* Exercise details: All of the entries below must be copied out exactly.

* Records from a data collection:
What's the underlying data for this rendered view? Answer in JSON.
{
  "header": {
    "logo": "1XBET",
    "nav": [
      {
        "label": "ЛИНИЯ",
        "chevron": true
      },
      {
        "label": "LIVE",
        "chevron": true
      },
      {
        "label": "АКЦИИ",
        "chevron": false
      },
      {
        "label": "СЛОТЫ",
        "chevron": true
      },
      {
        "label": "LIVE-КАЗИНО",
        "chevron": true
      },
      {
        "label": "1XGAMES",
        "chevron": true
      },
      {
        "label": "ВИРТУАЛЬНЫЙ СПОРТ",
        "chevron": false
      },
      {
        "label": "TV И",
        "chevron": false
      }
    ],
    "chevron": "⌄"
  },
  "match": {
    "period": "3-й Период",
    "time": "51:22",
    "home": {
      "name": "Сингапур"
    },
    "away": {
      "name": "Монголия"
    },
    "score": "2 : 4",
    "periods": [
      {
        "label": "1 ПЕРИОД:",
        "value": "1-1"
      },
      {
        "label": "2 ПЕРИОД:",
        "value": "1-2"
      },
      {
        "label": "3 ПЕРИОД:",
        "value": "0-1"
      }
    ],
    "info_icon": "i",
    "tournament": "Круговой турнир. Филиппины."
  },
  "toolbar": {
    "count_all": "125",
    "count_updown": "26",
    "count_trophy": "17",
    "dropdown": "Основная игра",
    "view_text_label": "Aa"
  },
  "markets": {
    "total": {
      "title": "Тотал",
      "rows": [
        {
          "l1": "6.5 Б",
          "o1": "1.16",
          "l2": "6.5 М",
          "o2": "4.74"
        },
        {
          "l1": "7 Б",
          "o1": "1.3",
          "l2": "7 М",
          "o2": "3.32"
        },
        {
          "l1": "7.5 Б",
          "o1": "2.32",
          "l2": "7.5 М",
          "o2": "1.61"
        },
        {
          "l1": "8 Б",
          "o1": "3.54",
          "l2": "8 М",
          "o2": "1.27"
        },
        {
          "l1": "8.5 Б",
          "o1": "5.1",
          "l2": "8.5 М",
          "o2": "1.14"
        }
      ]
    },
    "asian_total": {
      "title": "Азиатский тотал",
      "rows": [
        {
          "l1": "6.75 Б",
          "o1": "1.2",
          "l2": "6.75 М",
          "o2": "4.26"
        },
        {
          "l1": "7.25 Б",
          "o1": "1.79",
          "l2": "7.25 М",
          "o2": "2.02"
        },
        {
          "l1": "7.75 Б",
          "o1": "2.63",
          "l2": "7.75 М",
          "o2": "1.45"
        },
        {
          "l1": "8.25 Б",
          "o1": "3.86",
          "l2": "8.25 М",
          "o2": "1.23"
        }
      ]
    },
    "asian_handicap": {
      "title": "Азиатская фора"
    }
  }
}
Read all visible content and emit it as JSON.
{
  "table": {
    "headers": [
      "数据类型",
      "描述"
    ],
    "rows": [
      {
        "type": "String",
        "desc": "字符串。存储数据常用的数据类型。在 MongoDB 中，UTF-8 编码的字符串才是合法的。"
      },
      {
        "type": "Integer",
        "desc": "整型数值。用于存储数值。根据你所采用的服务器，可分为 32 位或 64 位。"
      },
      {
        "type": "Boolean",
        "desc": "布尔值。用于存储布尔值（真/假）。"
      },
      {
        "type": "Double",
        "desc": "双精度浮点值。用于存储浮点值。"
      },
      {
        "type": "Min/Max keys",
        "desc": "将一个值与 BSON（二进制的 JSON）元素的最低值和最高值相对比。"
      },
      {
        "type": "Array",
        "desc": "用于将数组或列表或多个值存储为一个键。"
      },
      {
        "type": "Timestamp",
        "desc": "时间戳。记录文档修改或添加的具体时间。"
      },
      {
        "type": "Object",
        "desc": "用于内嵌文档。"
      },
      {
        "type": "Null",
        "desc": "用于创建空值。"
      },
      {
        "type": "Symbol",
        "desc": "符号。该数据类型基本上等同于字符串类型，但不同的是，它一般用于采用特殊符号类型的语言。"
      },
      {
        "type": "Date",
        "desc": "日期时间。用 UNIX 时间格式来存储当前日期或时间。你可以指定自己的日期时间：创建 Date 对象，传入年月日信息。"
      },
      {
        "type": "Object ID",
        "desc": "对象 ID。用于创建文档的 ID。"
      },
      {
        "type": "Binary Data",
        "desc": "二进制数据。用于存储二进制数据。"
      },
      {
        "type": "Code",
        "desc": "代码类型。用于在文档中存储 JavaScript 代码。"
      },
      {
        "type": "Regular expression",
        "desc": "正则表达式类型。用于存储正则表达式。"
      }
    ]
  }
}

* Written response:
What's the underlying data for this rendered view? Answer in JSON.
{
  "header": {
    "logo": "1XBET",
    "nav": [
      {
        "label": "ЛИНИЯ",
        "chevron": true
      },
      {
        "label": "LIVE",
        "chevron": true
      },
      {
        "label": "АКЦИИ",
        "chevron": false
      },
      {
        "label": "СЛОТЫ",
        "chevron": true
      },
      {
        "label": "LIVE-КАЗИНО",
        "chevron": true
      },
      {
        "label": "1XGAMES",
        "chevron": true
      },
      {
        "label": "ВИРТУАЛЬНЫЙ СПОРТ",
        "chevron": false
      },
      {
        "label": "TV И",
        "chevron": false
      }
    ],
    "chevron": "⌄"
  },
  "match": {
    "period": "3-й Период",
    "time": "51:22",
    "home": {
      "name": "Сингапур"
    },
    "away": {
      "name": "Монголия"
    },
    "score": "2 : 4",
    "periods": [
      {
        "label": "1 ПЕРИОД:",
        "value": "1-1"
      },
      {
        "label": "2 ПЕРИОД:",
        "value": "1-2"
      },
      {
        "label": "3 ПЕРИОД:",
        "value": "0-1"
      }
    ],
    "info_icon": "i",
    "tournament": "Круговой турнир. Филиппины."
  },
  "toolbar": {
    "count_all": "125",
    "count_updown": "26",
    "count_trophy": "17",
    "dropdown": "Основная игра",
    "view_text_label": "Aa"
  },
  "markets": {
    "total": {
      "title": "Тотал",
      "rows": [
        {
          "l1": "6.5 Б",
          "o1": "1.16",
          "l2": "6.5 М",
          "o2": "4.74"
        },
        {
          "l1": "7 Б",
          "o1": "1.3",
          "l2": "7 М",
          "o2": "3.32"
        },
        {
          "l1": "7.5 Б",
          "o1": "2.32",
          "l2": "7.5 М",
          "o2": "1.61"
        },
        {
          "l1": "8 Б",
          "o1": "3.54",
          "l2": "8 М",
          "o2": "1.27"
        },
        {
          "l1": "8.5 Б",
          "o1": "5.1",
          "l2": "8.5 М",
          "o2": "1.14"
        }
      ]
    },
    "asian_total": {
      "title": "Азиатский тотал",
      "rows": [
        {
          "l1": "6.75 Б",
          "o1": "1.2",
          "l2": "6.75 М",
          "o2": "4.26"
        },
        {
          "l1": "7.25 Б",
          "o1": "1.79",
          "l2": "7.25 М",
          "o2": "2.02"
        },
        {
          "l1": "7.75 Б",
          "o1": "2.63",
          "l2": "7.75 М",
          "o2": "1.45"
        },
        {
          "l1": "8.25 Б",
          "o1": "3.86",
          "l2": "8.25 М",
          "o2": "1.23"
        }
      ]
    },
    "asian_handicap": {
      "title": "Азиатская фора"
    }
  }
}
Read all visible content and emit it as JSON.
{
  "table": {
    "headers": [
      "数据类型",
      "描述"
    ],
    "rows": [
      {
        "type": "String",
        "desc": "字符串。存储数据常用的数据类型。在 MongoDB 中，UTF-8 编码的字符串才是合法的。"
      },
      {
        "type": "Integer",
        "desc": "整型数值。用于存储数值。根据你所采用的服务器，可分为 32 位或 64 位。"
      },
      {
        "type": "Boolean",
        "desc": "布尔值。用于存储布尔值（真/假）。"
      },
      {
        "type": "Double",
        "desc": "双精度浮点值。用于存储浮点值。"
      },
      {
        "type": "Min/Max keys",
        "desc": "将一个值与 BSON（二进制的 JSON）元素的最低值和最高值相对比。"
      },
      {
        "type": "Array",
        "desc": "用于将数组或列表或多个值存储为一个键。"
      },
      {
        "type": "Timestamp",
        "desc": "时间戳。记录文档修改或添加的具体时间。"
      },
      {
        "type": "Object",
        "desc": "用于内嵌文档。"
      },
      {
        "type": "Null",
        "desc": "用于创建空值。"
      },
      {
        "type": "Symbol",
        "desc": "符号。该数据类型基本上等同于字符串类型，但不同的是，它一般用于采用特殊符号类型的语言。"
      },
      {
        "type": "Date",
        "desc": "日期时间。用 UNIX 时间格式来存储当前日期或时间。你可以指定自己的日期时间：创建 Date 对象，传入年月日信息。"
      },
      {
        "type": "Object ID",
        "desc": "对象 ID。用于创建文档的 ID。"
      },
      {
        "type": "Binary Data",
        "desc": "二进制数据。用于存储二进制数据。"
      },
      {
        "type": "Code",
        "desc": "代码类型。用于在文档中存储 JavaScript 代码。"
      },
      {
        "type": "Regular expression",
        "desc": "正则表达式类型。用于存储正则表达式。"
      }
    ]
  }
}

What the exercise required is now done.